- Cigarette smoke has been linked to skin aging, psoriasis, acne, eczema, and skin cancer.
- Ultraviolet radiation (UV rays) from excess sun exposure and tanning beds can lead to skin aging, wrinkles, and some types of skin cancer. Learn how to get the right type of sun exposure while protecting from cancer here.
How to Protect the Skin from Environmental Toxins (9):
- Avoid processed foods with chemical additives
- Eat organic as much as possible
- Quit smoking! It will do wonders for slowing aging and wrinkle development
- Limit excess sun exposure and avoid tanning beds to prevent UV damage.
- Avoid air pollution and consider using an air purifier with a HEPA filter in your home and office.
Check out these other great posts on skin health!
About the Co-Author: Rachel Orton’s love for nutrition developed through her own life story. She is pursuing a career in dietetics in an attempt to help educate others on the healing powers of food through her attained knowledge and personal testimony. Rachel is currently a Dietetic Intern and master’s student at Texas Woman’s University. Her B.S. in Nutrition Wellness was completed at Auburn University, alongside studies in Hunger. She later attended the University of Georgia for completion of the Didactic Program in Dietetics.

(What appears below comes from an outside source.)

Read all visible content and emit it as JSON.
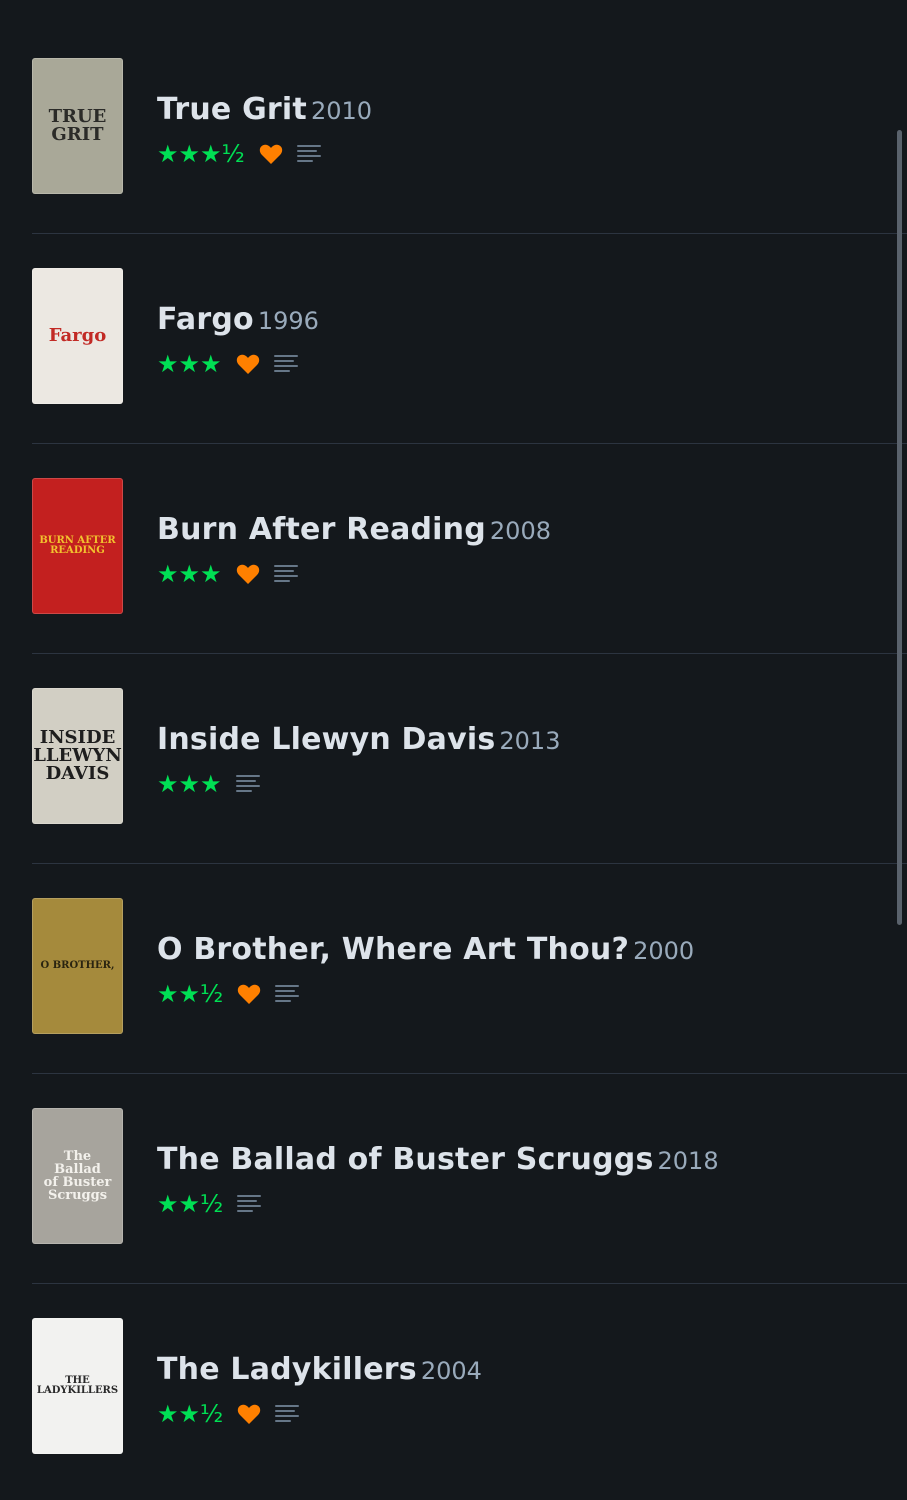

Disclaimer: Information on this site is intended only for informational purposes and is not a substitute for medical advice. Always consult with a trusted healthcare provider before implementing significant dietary change. Read additional disclaimer info here.
- Chen, Y., & Lyga, J. (2014). Brain-skin connection: stress, inflammation and skin aging. Inflammation & allergy drug targets, 13(3), 177-90. https://www.ncbi.nlm.nih.gov/pmc/articles/PMC4082169/
- University Hospitals Case Medical Center. “Sleep deprivation linked to aging skin, study suggests.” ScienceDaily. ScienceDaily, 23 July 2013. https://www.sciencedaily.com/releases/2013/07/130723155002.htm
- Cole, W. (2015). Heal your microbiome if you want clear skin. https://drwillcole.com/heal-microbiome-want-clear-skin/
- Salem, I., et al. (2018). The Gut Microbiome as a Major Regulator of the Gut-Skin Axis. Front Microbiol, 9: 1459. https://www.ncbi.nlm.nih.gov/pmc/articles/PMC6048199/
- Safer, J. (2011). Thyroid hormone action on skin. DermatoEndocrinology, 3(2), 211-215. https://www.ncbi.nlm.nih.gov/pmc/articles/PMC3219173/
- Hodges, R.E. and Minich, D.M. (2015). Modulation of Metabolic Detoxification Pathways Using Foods and Food-Derived Components: A Scientific Review with Clinical Application. J Nutr Metab. https://www.ncbi.nlm.nih.gov/pmc/articles/PMC4488002/
- Vairo, G.L., et al. (2009). Systematic Review of Efficacy for Manual Lymphatic Drainage Techniques in Sports Medicine and Rehabilitation: An Evidence-Based Practice Approach. J Man Manip Ther., 17(3): e80-e89. https://www.ncbi.nlm.nih.gov/pmc/articles/PMC2755111/
- Sears, M.E., et al. (2012). Arsenic, Cadmium, Lead, and Mercury in Sweat: A Systematic Review. J Environ Public Health. https://www.ncbi.nlm.nih.gov/pmc/articles/PMC3312275/
- Puri, P., et al. (2017). Effects of air pollution on the skin: A review. Indian Journal of Dermatology., 83(4): 415-423. http://www.ijdvl.com/article.asp?issn=0378-6323;year=2017;volume=83;issue=4;spage=415;epage=423;aulast=Puri